Using U.S. Navy dolphins, a physicist and a marine biologist confirmed the existence of sonically-activated lasers.
In a breakthrough that could upend the technology industry, changing everything from the way cell phones transmit data to how computer chips perform computations, researchers from Fermi National Laboratory and the U.S. Navy announced today a new way to create lasers beams, the tightly-focused beams of narrow-spectrum light. And the key to it all is dolphin sonar.

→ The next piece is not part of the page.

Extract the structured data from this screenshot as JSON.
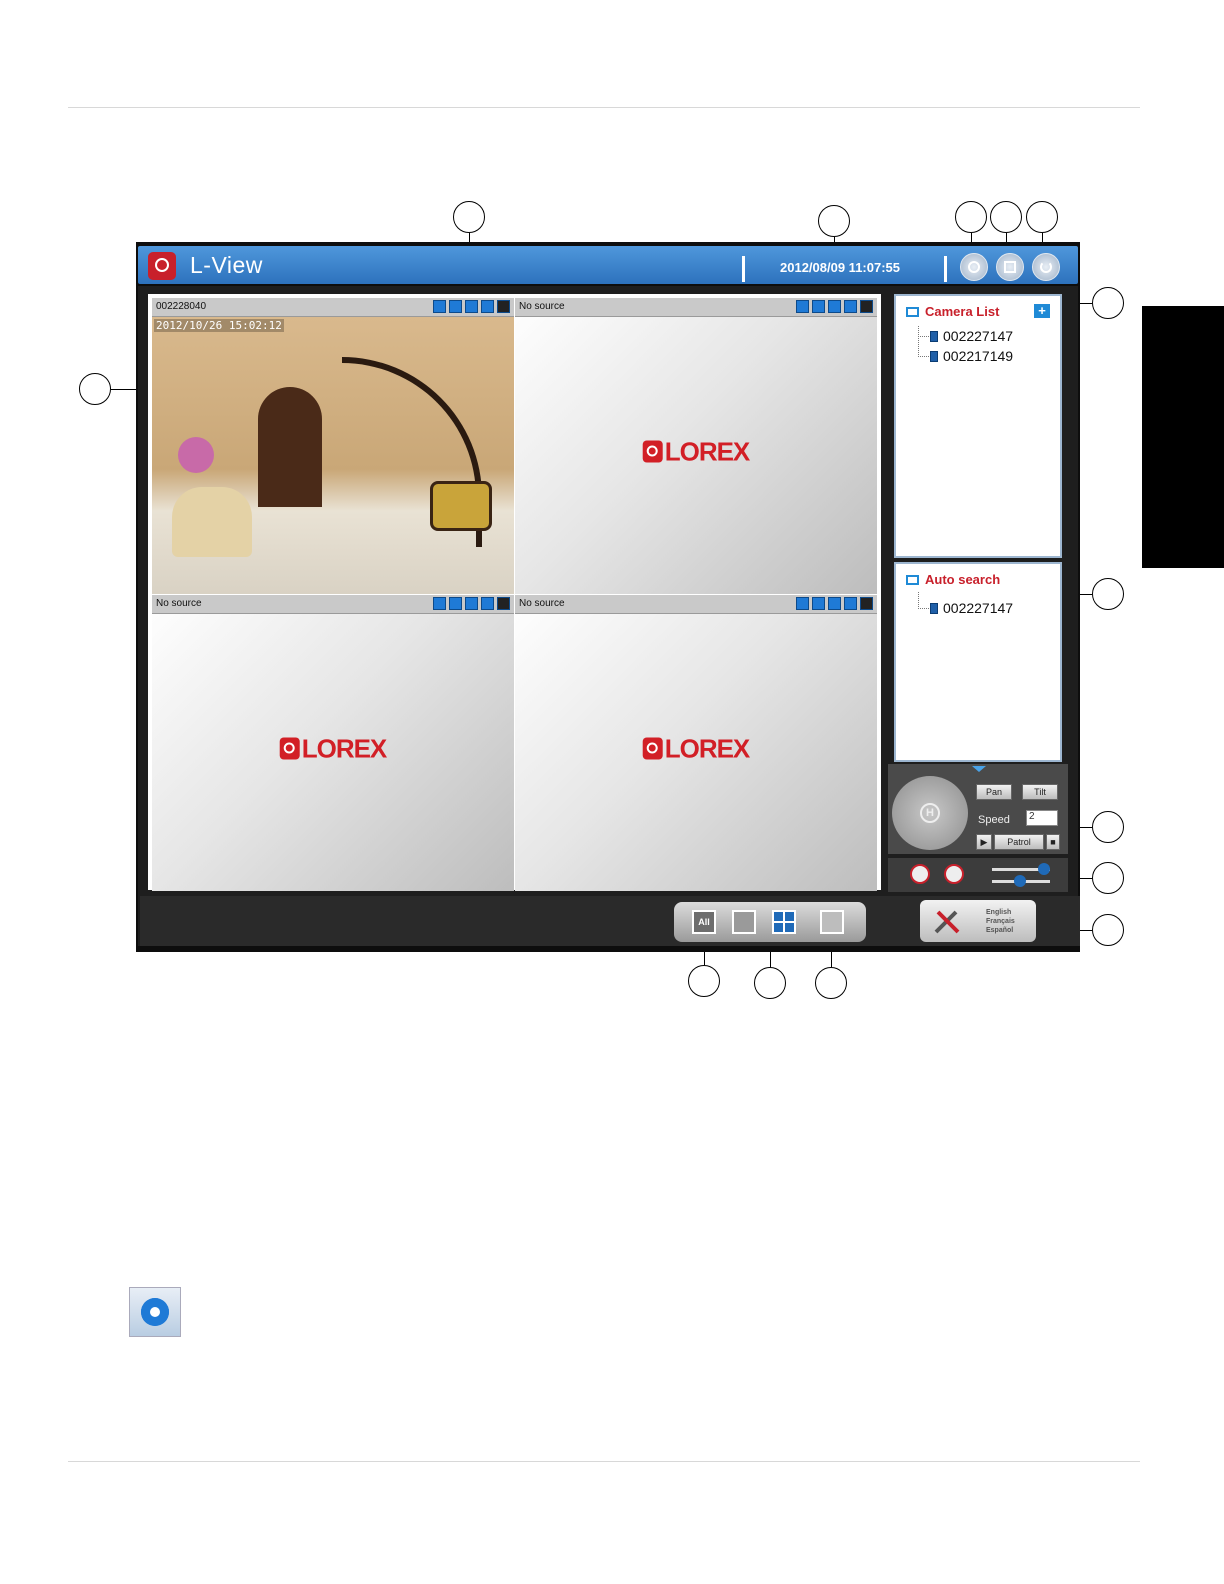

The finding confirmed decades of speculation. “Theorists have been predicting the existence of sonically-activated lasers since the mid-1990s,” said Katherine Johnson, a professor of photonics at the University of California, Berkeley. “But we didn’t have any proof. Now we do.”